• _Task to complete_:
Read the records and gather each line that includes "folder".

• _Data for the task_:

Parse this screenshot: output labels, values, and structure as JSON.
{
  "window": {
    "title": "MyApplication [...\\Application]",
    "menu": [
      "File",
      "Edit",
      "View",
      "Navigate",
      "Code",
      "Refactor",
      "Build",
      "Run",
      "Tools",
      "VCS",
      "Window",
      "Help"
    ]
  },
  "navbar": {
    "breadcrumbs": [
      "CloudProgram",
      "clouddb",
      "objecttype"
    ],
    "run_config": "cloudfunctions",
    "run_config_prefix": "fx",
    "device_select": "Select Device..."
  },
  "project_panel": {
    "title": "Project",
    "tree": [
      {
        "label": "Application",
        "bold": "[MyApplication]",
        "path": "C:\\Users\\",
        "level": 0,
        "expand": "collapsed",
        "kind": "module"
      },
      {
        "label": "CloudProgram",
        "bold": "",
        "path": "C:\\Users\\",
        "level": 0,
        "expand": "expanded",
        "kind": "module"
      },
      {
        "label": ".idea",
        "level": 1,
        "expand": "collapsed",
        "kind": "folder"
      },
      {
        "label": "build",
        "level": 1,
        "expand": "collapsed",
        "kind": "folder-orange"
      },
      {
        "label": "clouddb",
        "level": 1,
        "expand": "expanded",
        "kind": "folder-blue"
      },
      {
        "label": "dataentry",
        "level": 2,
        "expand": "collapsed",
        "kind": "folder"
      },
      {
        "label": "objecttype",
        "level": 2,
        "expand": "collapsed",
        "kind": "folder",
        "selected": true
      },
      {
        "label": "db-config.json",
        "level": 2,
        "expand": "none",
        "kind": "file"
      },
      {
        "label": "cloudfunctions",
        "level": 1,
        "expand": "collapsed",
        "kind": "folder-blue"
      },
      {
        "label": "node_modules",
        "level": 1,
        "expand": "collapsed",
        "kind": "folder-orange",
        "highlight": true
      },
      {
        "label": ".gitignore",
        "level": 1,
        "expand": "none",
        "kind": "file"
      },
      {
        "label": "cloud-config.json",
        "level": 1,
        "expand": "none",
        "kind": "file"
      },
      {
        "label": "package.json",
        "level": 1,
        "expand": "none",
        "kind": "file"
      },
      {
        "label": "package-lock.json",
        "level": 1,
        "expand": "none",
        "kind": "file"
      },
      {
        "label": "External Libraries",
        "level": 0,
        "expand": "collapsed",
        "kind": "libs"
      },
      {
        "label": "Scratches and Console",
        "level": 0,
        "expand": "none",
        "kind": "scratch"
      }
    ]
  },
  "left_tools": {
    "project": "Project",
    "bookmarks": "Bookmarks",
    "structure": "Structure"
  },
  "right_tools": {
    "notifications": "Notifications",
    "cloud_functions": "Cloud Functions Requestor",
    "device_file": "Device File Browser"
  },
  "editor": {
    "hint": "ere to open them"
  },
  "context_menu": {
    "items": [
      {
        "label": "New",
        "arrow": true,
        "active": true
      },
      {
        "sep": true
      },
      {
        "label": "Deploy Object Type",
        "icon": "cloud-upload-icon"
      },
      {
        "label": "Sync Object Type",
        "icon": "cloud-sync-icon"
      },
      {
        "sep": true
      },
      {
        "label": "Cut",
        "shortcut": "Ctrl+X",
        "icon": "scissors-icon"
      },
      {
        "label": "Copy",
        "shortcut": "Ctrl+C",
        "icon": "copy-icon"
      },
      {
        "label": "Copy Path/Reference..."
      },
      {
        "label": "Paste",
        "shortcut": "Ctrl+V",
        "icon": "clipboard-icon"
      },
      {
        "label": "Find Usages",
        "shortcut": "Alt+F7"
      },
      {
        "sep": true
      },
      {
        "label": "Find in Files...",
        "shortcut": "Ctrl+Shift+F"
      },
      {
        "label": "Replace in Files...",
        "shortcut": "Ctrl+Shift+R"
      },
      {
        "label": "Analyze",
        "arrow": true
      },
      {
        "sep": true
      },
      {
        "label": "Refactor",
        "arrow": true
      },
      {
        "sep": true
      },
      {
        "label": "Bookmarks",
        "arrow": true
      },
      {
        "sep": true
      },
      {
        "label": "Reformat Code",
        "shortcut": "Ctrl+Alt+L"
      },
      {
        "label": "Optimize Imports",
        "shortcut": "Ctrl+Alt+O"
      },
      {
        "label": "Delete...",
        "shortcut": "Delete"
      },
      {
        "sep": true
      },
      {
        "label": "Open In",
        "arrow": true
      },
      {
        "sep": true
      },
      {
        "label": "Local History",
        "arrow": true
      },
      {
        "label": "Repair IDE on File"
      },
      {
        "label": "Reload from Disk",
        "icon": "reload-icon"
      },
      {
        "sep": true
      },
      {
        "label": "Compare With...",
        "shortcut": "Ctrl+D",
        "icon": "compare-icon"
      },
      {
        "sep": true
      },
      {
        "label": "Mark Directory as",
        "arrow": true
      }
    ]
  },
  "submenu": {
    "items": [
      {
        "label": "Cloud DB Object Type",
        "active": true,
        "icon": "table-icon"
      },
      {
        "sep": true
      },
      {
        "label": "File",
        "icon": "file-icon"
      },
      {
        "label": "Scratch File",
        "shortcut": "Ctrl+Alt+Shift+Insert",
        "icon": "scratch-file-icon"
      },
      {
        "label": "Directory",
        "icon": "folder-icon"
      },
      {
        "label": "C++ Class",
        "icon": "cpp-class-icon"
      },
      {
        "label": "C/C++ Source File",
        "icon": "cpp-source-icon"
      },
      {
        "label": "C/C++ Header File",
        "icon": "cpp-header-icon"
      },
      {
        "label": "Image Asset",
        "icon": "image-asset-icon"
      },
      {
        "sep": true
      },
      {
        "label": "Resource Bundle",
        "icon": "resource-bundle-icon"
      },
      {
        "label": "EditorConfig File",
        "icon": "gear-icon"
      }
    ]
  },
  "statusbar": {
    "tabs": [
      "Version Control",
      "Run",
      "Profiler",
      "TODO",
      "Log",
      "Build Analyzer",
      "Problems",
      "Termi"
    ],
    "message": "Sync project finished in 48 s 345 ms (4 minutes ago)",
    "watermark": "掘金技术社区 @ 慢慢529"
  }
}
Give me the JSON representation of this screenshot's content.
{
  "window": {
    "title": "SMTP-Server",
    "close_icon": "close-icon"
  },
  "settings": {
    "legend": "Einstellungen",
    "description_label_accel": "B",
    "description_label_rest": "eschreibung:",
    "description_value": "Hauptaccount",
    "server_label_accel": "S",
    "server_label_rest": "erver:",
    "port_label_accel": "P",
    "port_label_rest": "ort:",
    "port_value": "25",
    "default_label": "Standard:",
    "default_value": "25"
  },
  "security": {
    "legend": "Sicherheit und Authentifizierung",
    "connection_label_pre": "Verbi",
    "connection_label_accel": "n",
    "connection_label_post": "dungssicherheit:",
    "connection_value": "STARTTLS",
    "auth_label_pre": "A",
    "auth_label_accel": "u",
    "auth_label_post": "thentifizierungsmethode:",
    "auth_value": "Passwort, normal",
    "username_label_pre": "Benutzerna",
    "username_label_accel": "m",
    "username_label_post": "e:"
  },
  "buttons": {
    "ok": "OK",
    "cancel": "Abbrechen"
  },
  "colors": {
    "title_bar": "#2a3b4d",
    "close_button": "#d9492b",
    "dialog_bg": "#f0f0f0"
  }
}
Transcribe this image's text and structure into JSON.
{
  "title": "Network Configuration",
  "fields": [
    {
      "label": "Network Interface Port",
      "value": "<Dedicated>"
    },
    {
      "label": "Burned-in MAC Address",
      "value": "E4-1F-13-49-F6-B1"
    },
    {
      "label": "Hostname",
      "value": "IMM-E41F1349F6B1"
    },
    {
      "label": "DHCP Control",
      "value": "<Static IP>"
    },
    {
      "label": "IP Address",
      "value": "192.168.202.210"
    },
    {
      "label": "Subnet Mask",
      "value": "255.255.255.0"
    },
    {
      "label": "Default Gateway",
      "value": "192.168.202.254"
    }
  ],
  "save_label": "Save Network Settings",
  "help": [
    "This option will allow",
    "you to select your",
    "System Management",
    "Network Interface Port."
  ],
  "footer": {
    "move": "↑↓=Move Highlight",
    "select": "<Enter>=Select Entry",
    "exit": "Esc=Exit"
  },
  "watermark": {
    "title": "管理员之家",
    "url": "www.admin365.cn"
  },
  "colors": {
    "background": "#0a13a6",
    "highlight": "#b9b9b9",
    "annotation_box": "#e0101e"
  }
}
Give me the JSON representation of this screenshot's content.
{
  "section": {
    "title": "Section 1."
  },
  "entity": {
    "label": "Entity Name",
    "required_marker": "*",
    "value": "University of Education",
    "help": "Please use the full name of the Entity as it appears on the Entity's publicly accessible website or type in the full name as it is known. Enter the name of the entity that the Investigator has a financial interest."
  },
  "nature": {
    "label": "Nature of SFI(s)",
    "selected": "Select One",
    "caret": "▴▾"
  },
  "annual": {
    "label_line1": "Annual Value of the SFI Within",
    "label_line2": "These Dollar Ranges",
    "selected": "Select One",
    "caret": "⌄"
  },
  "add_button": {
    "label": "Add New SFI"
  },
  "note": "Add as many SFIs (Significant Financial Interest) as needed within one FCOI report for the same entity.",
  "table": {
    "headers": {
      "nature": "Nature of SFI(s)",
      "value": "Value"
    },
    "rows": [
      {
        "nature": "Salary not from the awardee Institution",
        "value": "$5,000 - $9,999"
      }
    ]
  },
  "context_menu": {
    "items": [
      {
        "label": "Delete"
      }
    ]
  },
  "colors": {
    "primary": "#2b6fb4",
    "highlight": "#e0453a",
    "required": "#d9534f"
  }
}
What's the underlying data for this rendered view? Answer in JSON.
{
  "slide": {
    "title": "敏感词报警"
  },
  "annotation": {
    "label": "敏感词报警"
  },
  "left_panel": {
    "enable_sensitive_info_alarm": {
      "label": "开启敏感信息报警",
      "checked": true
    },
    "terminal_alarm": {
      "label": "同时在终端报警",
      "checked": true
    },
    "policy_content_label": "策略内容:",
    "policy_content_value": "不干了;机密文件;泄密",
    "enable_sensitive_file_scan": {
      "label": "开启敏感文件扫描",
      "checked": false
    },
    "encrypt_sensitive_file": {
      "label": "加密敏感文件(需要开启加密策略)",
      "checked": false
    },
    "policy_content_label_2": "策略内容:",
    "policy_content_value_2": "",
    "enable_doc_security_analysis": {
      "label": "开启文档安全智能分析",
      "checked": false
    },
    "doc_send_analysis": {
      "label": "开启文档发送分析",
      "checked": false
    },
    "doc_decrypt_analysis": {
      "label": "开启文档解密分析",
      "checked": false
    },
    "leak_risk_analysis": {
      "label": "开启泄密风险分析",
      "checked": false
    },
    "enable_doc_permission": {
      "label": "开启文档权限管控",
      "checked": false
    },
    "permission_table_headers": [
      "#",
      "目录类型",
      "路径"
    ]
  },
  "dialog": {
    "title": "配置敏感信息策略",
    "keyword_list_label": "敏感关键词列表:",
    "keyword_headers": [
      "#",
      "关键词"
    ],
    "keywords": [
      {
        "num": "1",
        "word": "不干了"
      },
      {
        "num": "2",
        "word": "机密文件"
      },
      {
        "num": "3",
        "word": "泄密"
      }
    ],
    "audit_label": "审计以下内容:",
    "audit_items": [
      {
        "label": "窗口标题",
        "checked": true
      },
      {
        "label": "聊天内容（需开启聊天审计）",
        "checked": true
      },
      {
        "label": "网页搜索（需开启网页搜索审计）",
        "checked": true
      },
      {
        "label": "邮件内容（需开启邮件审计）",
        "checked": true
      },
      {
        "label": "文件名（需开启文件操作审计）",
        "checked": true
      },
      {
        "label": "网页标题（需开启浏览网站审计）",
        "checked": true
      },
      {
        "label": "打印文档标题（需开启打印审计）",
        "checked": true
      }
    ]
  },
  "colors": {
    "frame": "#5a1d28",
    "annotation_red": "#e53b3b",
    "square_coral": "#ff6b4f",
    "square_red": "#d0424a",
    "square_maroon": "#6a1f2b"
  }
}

• _Task solution_:
        "kind": "folder"
        "kind": "folder-orange"
        "kind": "folder-blue"
        "kind": "folder"
        "kind": "folder",
        "kind": "folder-blue"
        "kind": "folder-orange",
        "icon": "folder-icon"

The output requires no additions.